Not sure I know what you mean by this. 9. Originally Posted by papagym177 What keeps track of the number of time that (height - 1) was subtracted?
The stack. Each time build wall calls itself, it pushes the value height-1 onto the stack, and then calls itself, which pushes the return address onto the stack (and any registers that need to be saved get pushed onto the stack at the start of build wall). So using height = 4 as an example, and ignoring saved registers, beginning with the call from main, the stack will contain 4, return address (to main), 3, return address (to build wall), 3, return address, 2, return address, 1, return address, 0, return address. Originally Posted by papagym177 It doesn't. It only adds one layer to the wall. Just before build wall returns, it calls addbricklayer to add one layer to the wall. It's like the sheets of paper example I posted before. The guy working with the sheets doesn't need to know how many sheets were used, only that each time he removes a sheet from the stack of sheets, he adds one layer to the wall. 10. Thanks rcgldr, I just read the same thing on Learn C++, The numbers are first push onto the call stack then popped of to unwind it. It would have been nice if the author would have said this in the first place. Then we would not have to go through this. 11. Originally Posted by papagym177 The numbers are first push onto the call stack then popped of to unwind it. It would have been nice if the author would have said this in the first place. Then we would not have to go through this.
This is not guaranteed. The C++ standard says nothing about this, and indeed, some compilers do not always do this. You need only think about separate instances of the same function called with different arguments. 12. Originally Posted by rcgldr Each time buildWall calls itself, it pushes the value height-1 onto the stack Originally Posted by Elysia This is not guaranteed. The C++ standard says nothing about this, and indeed, some compilers do not always do this.
I used a simplified example. Instead of passing height on the stack, it could be passed in a register, and an optimizing compiler could detect that there's no need to ever save the height value on the stack since it's not used after the return from a recursive call to buildWall. So in this case, there are no instances of height saved on the stack, only the return addresses would be saved on the stack, and the register used to hold the height parameter would just get decremented with each recursive call.
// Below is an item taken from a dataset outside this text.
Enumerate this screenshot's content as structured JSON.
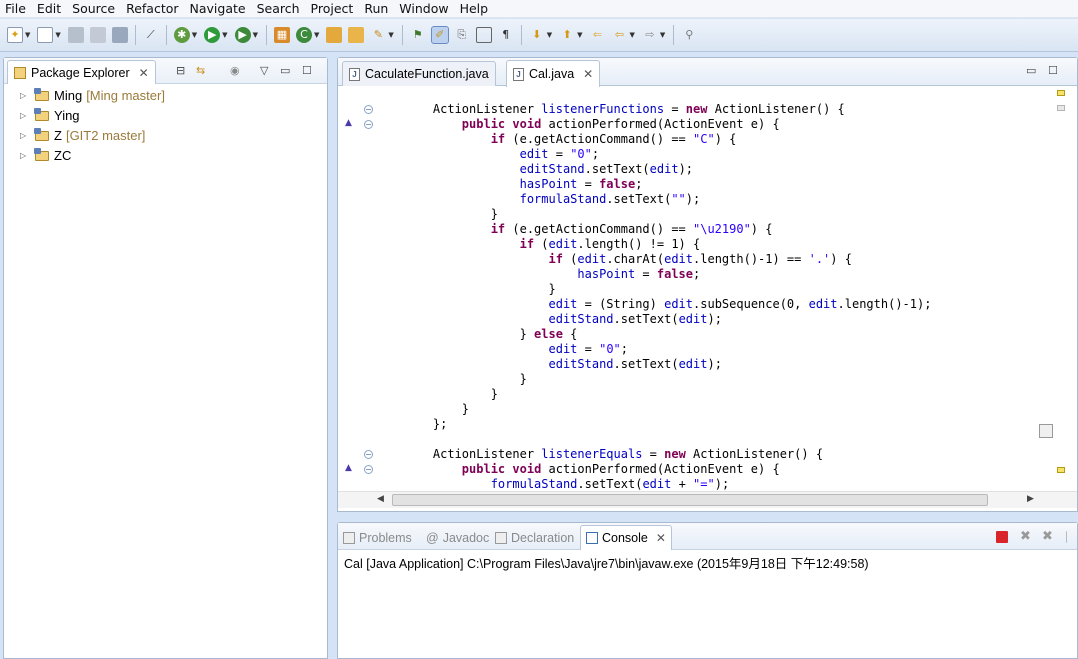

I don't know if a really clever optimizer would completely eliminate the recursion and simply call addBrickLayer() height+1 times. 13. I think at this point you should not worry about how compiler implements it. Just care about the logic of recursion which is the main point. You may provide a non-recursive function to do the job but that does not mean you don't need to know about recursive functions. 14. To build a brick wall of height N, you first build a brick wall of height N-1, and then add a layer of brick to it.

Sounds like the normal way of building a brick wall to me... Popular pages Recent additions